But only a portion of New York’s construction jobs—just more than a fifth in 2019 before the pandemic, according to a comptroller’s office report—are held by union members.

Safety precautions around air quality will therefore vary depending on the employer, a number of construction workers told City Limits Friday at a training workshop hosted by NICE.

Nelson, a 46-year-old construction worker who does scaffolding in the Bronx for EXO Construction Inc., said his company halted work both during the first round of wildfire smoke and on Friday, June 30.

Mirian Cumbicos, who is currently doing plaster and paint work at a site on 14th Street, said her employer also called off work on Friday. While she and her fellow workers spend most of their time inside, her employer decided to cancel given that they normally keep windows and doors open, Cumbicos said.

The type of protective equipment offered also varies employer to employer. Ivonne Molano, who previously worked in construction and now works at NICE, said it’s not the norm for employers to provide protective equipment. If anything, she said, they will hand out medical masks, which the CDC says do not offer sufficient respiratory protection for workers.
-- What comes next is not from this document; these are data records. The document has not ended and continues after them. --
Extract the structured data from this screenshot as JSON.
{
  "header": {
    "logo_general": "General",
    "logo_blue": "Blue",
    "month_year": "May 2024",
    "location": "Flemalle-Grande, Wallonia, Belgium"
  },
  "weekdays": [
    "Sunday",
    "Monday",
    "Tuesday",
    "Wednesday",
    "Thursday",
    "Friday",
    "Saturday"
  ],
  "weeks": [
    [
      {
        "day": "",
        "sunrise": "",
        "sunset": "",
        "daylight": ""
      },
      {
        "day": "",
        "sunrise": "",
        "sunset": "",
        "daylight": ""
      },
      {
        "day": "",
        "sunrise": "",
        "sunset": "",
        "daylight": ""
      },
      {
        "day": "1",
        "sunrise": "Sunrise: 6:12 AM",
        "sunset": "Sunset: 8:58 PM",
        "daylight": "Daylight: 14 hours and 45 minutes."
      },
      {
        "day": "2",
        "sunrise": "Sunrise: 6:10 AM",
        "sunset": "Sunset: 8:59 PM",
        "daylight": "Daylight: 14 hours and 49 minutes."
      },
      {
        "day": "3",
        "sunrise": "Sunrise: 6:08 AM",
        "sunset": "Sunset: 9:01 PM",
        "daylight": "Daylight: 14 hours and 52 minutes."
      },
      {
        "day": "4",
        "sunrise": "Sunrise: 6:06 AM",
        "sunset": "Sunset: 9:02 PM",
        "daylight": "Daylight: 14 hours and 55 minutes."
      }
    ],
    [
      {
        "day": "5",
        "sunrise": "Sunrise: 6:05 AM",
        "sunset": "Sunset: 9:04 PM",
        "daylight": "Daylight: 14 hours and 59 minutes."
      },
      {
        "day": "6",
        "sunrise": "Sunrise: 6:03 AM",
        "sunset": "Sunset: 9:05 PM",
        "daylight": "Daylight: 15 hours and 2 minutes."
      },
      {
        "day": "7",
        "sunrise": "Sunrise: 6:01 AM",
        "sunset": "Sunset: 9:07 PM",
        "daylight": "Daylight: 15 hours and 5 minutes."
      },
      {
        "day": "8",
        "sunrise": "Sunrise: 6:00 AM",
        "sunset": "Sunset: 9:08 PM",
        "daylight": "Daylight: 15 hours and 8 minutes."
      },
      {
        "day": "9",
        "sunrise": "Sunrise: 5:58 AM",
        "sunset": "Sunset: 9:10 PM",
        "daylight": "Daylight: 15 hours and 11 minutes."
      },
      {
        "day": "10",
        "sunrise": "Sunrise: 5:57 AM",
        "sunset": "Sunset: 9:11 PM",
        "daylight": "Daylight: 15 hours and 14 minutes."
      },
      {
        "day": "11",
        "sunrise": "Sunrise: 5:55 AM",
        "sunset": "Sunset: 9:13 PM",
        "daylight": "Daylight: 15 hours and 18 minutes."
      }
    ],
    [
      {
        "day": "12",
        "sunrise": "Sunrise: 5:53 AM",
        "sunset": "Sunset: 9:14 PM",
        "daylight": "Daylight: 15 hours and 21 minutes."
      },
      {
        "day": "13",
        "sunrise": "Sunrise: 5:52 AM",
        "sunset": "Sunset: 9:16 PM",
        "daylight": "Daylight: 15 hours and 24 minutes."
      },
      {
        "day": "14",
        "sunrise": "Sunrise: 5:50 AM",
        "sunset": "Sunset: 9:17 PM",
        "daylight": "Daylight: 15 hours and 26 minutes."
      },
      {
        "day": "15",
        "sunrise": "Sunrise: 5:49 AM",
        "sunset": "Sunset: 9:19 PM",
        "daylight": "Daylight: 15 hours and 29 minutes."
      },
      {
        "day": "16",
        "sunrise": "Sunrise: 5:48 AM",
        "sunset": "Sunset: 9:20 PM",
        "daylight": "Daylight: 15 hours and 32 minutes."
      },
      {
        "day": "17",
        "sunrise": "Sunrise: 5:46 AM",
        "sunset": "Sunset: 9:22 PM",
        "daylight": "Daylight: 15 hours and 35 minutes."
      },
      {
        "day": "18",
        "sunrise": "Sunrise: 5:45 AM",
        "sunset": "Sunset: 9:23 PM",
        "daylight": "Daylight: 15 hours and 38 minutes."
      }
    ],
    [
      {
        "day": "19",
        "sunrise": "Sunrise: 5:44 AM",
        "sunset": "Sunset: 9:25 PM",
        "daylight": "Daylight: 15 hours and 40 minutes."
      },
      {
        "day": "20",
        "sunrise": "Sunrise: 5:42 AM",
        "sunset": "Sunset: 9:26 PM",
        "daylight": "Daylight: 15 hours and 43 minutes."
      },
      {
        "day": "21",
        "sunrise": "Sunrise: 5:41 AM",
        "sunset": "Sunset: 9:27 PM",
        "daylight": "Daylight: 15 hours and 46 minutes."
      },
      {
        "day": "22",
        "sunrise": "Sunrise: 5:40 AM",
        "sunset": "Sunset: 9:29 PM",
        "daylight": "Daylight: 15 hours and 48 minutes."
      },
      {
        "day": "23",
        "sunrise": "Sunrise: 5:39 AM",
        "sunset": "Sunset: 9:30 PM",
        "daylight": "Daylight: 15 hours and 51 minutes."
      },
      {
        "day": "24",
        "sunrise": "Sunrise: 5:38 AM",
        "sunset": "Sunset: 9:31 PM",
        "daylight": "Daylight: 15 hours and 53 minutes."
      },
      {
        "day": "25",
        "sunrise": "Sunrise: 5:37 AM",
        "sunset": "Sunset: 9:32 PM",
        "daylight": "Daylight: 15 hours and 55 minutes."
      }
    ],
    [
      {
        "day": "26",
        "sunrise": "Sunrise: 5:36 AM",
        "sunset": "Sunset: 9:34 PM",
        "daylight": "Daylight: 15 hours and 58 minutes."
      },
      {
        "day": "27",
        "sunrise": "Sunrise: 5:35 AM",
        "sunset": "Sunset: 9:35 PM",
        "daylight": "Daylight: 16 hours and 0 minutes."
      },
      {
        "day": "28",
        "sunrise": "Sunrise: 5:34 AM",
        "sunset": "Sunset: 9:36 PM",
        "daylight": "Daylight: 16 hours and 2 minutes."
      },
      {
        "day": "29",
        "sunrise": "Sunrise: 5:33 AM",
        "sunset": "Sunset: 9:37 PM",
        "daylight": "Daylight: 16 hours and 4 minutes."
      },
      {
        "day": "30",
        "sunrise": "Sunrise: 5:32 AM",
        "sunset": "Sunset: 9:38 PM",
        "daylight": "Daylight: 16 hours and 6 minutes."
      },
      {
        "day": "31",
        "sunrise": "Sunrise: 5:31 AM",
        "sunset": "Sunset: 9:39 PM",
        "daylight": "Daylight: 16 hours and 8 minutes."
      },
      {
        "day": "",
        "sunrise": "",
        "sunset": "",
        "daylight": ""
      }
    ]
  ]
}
“There are employers who are going to take away outside work when there’s risk, and they’re going to provide you with the appropriate mask,” said Colon Hernández, NICE’s deputy director. “But there’s also employers that are going to disregard all of these notices and keep people working outside.”

Immigrants make up a large part of the construction workforce—according to a state comptroller report, they held 53 percent of the construction jobs in New York City in 2020—and can be more vulnerable to workplace safety issues, Hernández said.

Without obvious cues, like the smell of smoke or orange air, many immigrants might not recognize the severity of the situation, she said. On top of that, not everyone has access to phones or the internet, especially newly arrived asylum seekers, some of whom are taking up jobs in the construction industry.

Gov. Kathy Hochul on Thursday announced that the State Division of Homeland Security and Emergency Services would send emergency cell phone alerts to warn New Yorkers if the air quality index surpasses 200, which would be considered “very unhealthy.” This is the first time that the state has issued alerts of this type.

Similarly, the State Department of Labor issued an announcement last week “encouraging employers to limit outdoor work and activities that require exertion when Air Quality Health Advisories in their region are in effect.”

“This is the new normal for New Yorkers,” the governor said during a press briefing on the conditions late last week. “It’s going to be important for people to stay vigilant.”